Ryan Smooth Tarplant Preserve consists of 2 sites within the Edgemoor Mitigation Bank located in the City of Santee upstream of SDHC's Lowe's Preserve and the upcoming Mast Park Wetland Preserve. This 1.44-acre site serves as mitigation for construction of the neighboring Santee Riverview project, a mixed residential, commercial, and corporate office complex.
A 5-year restoration program is underway which included moving approximately 7,500 individuals of smooth tarplant from the project site to the preserve area. Smooth tarplant is a plant that is endemic to California and further limited to the counties of San Diego, Riverside, and San Bernardino. Once restoration is completed in 2019, SDHC will take over management of this unique site and increase our presence along the San Diego River.
If you’ve ever encountered one of these creatures, you probably haven’t forgotten. Something about tarantula hawks just screams “danger!” Of course, there is a reason for this – the intensely bright colors displayed by these insects is warning coloration, an antipredator adaptation that communicates to other species that they sting and are not good for eating. We humans should be sure to heed this warning: although usually docile, when threatened, female tarantula hawks can deliver some of the most painful insect stings in the world.

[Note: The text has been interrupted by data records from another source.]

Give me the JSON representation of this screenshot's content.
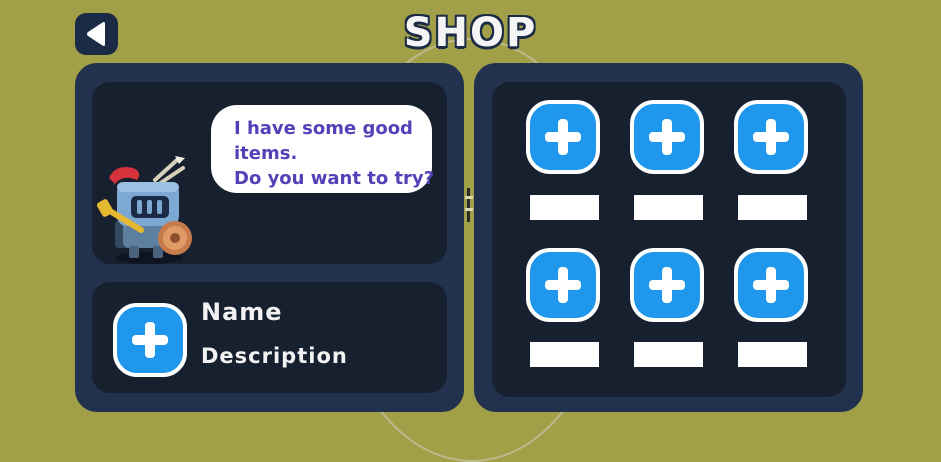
{
  "header": {
    "title": "SHOP",
    "back_icon": "play-back-icon"
  },
  "npc": {
    "dialogue": [
      "I have some good",
      "items.",
      "Do you want to try?"
    ],
    "character": "knight-character"
  },
  "detail": {
    "name": "Name",
    "description": "Description"
  },
  "shop": {
    "slots": [
      {
        "icon": "plus-icon",
        "price": ""
      },
      {
        "icon": "plus-icon",
        "price": ""
      },
      {
        "icon": "plus-icon",
        "price": ""
      },
      {
        "icon": "plus-icon",
        "price": ""
      },
      {
        "icon": "plus-icon",
        "price": ""
      },
      {
        "icon": "plus-icon",
        "price": ""
      }
    ]
  },
  "colors": {
    "background": "#a1a049",
    "panel": "#22314d",
    "panel_inner": "#16202f",
    "button_blue": "#1f97ec",
    "dialogue_text": "#5341b8"
  }
}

The above picture was taken at a site visit to SDHC’s Lonestar Open Space Preserve in Otay Mesa. Given the abundance of tarantulas present at Lonestar, it was not surprising to encounter a tarantula hawk. Adult tarantula hawks feed on plants and nectar, but female tarantula hawks also use tarantulas to feed their young. They will sting a live tarantula, wait until it is paralyzed, drag it into a burrow, and lay an egg on the spider. Once the tarantula hawk egg hatches, the larva burrows into the tarantula and feeds – often for weeks – until the juvenile tarantula hawk is mature enough to emerge and fly away.
Female Tarantula Hawk spotted at Lonestar Preserve
Tarantula at Lonestar Preserve
File Your Taxes and Support SDHC!
SDHC is once again partnering with H&R Block this tax season! Click on the photo to the right, print the referral form, and take it to the office when you have your tax return prepared. If you are a new H&R Block client, SDHC will received a $20 contribution from H&R Block. Thank you for supporting us and good luck filing those taxes!
Become a Member Today!
Our efforts to preserve native habitat and biodiversity in San Diego County and to expand our education program can only be accomplished with the support of donations. As a dedicated member, you are helping to preserve those spaces that are unique to San Diego and you are helping to ensure that future generations may enjoy the same beauty that never ceases to astound and inspire us. Please make your voice heard by becoming a member today!
Go to www.sdhabitat.org to join. Make a minimum $35 donation
and receive a lightweight SDHC t-shirt.
Don Scoles, Executive Director Jim Rocks, Habitat Manager Sarah Krejca, Program Coordinator Danielle Phillips, Program Assistant Volunteer at SDHC! Join us! SDHC has volunteer opportunities on
the Board of Directors as well as in fundraising and filmmaking!
See our website for details.